The case of Morrill v. Morrill[2] affords a good instance of the common American doctrine. There an infant’s guardian executed a mortgage as security to a surety on his bond. It was held that the infant was entitled to its benefit for the amount due from the guardian. The language of the court is as follows: “When an assignment of securities is made by the principal to the surety for indemnity merely, an implied trust is raised in favor of the creditor, which he may enforce on the maturity of the debt, whether the surety has been damnified or not, and whether the surety or principal, either or both, are insolvent. The assignment of the security by the principal to his surety is an appropriation of funds for the ultimate discharge of the debt for which he is holden. The surety has a right to apply the security directly to the debt. If the surety pays with his own funds, he keeps his principal’s debt on foot against him and then applies the security to its payment. Thus in any event the funds of the principal are made to satisfy the principal’s debt, and this accords with the purpose of the principal when he gave the security. If the surety after assignment becomes

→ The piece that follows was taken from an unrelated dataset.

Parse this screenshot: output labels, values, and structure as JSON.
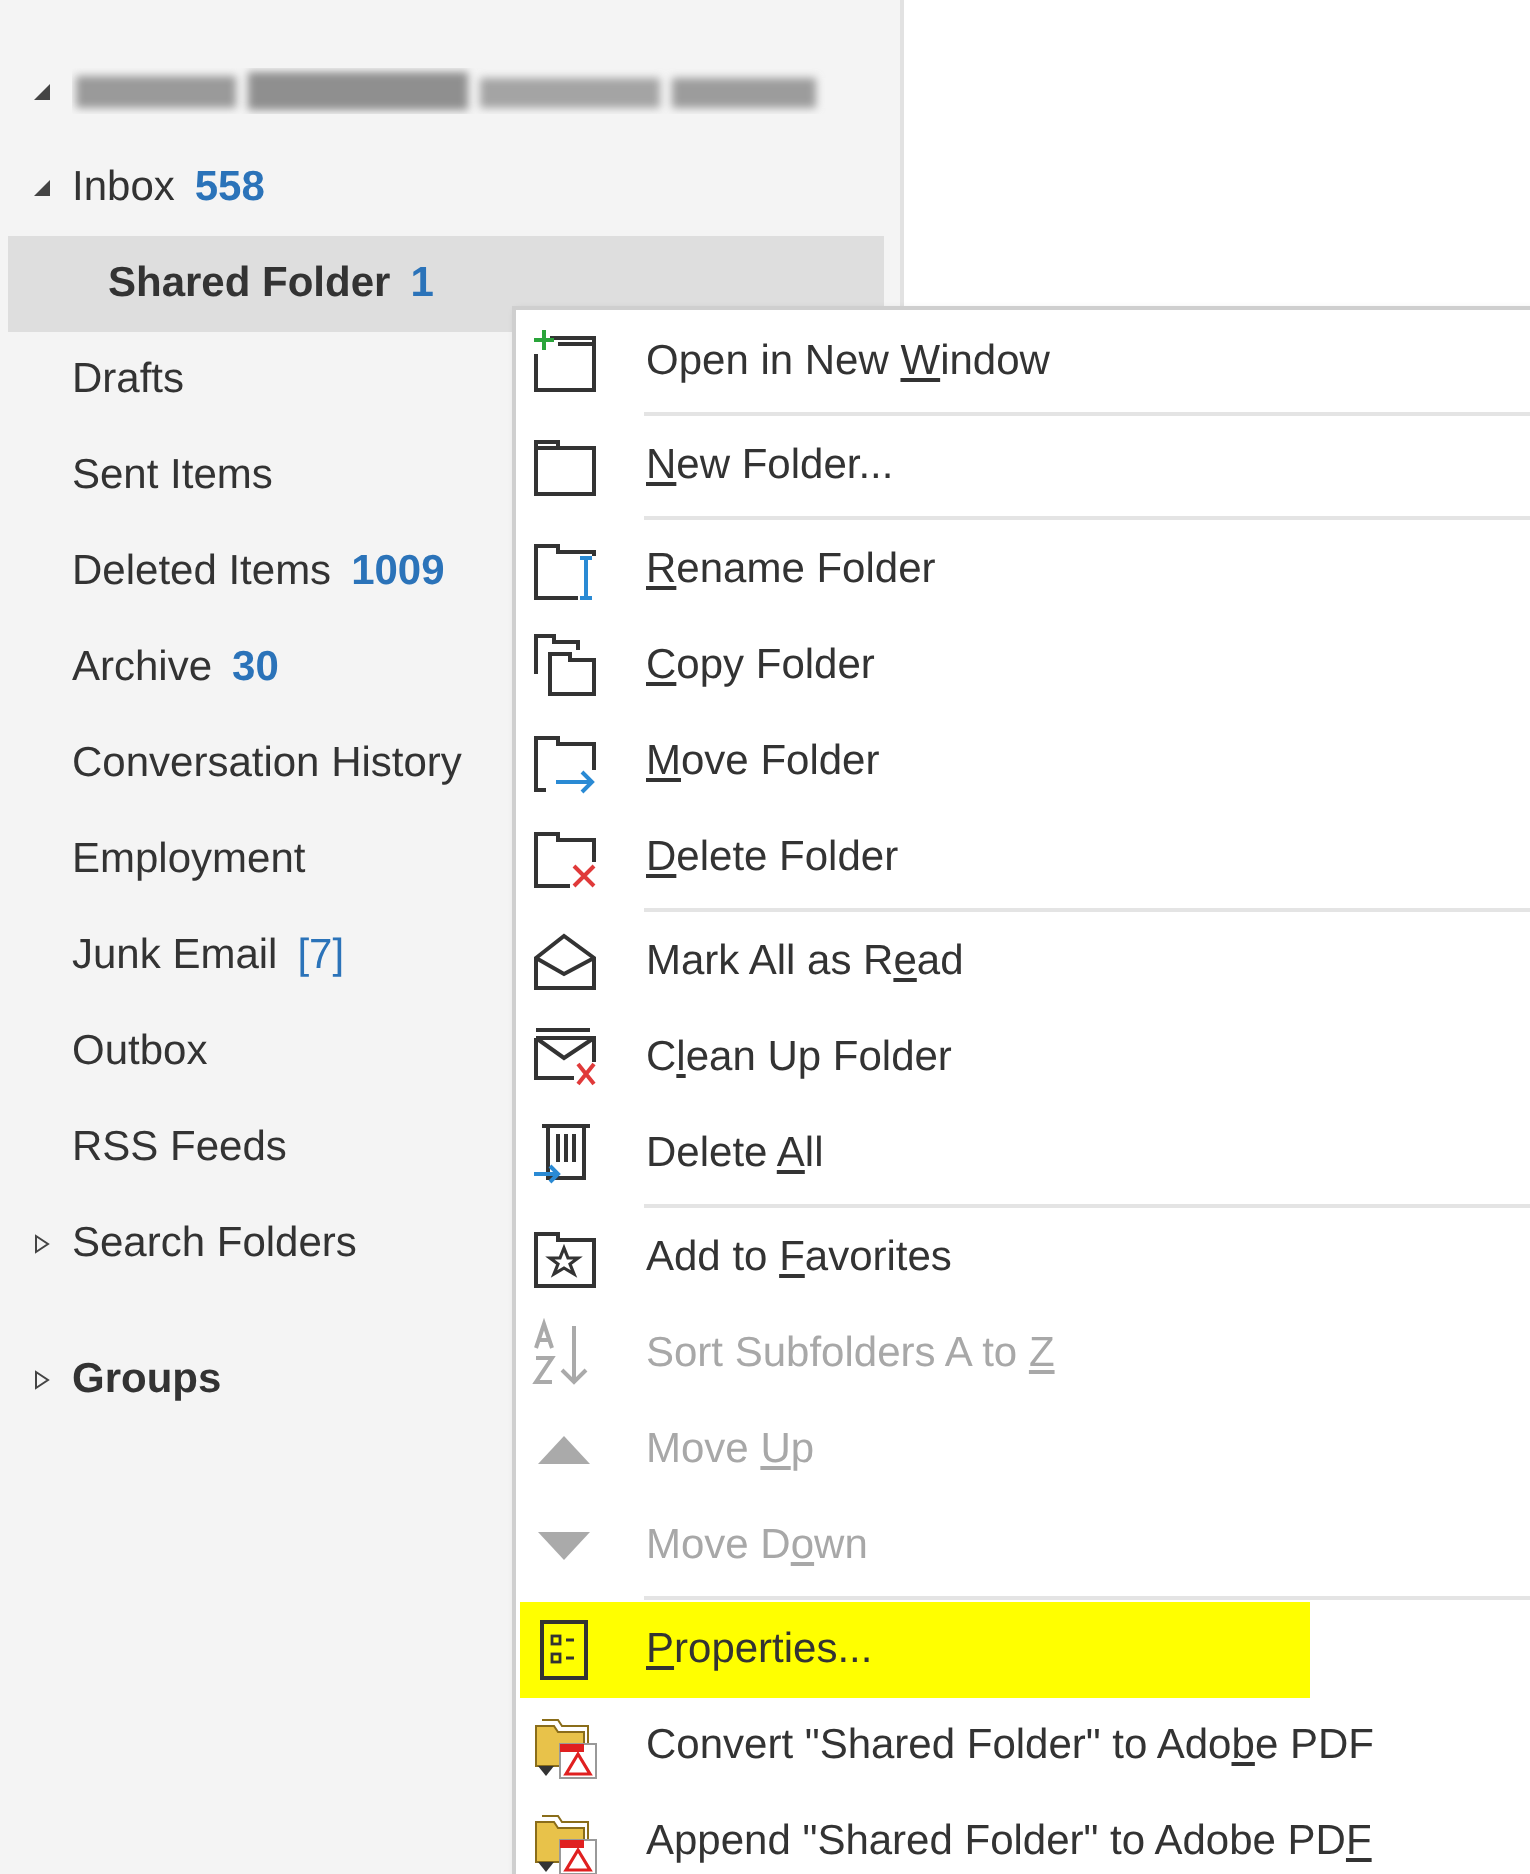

  1. Lawson v. Snyder, 1 Md. 79. See also in this connection Bispham’s Equity, § 335.
  2. 53 Vt. 74, and cases cited.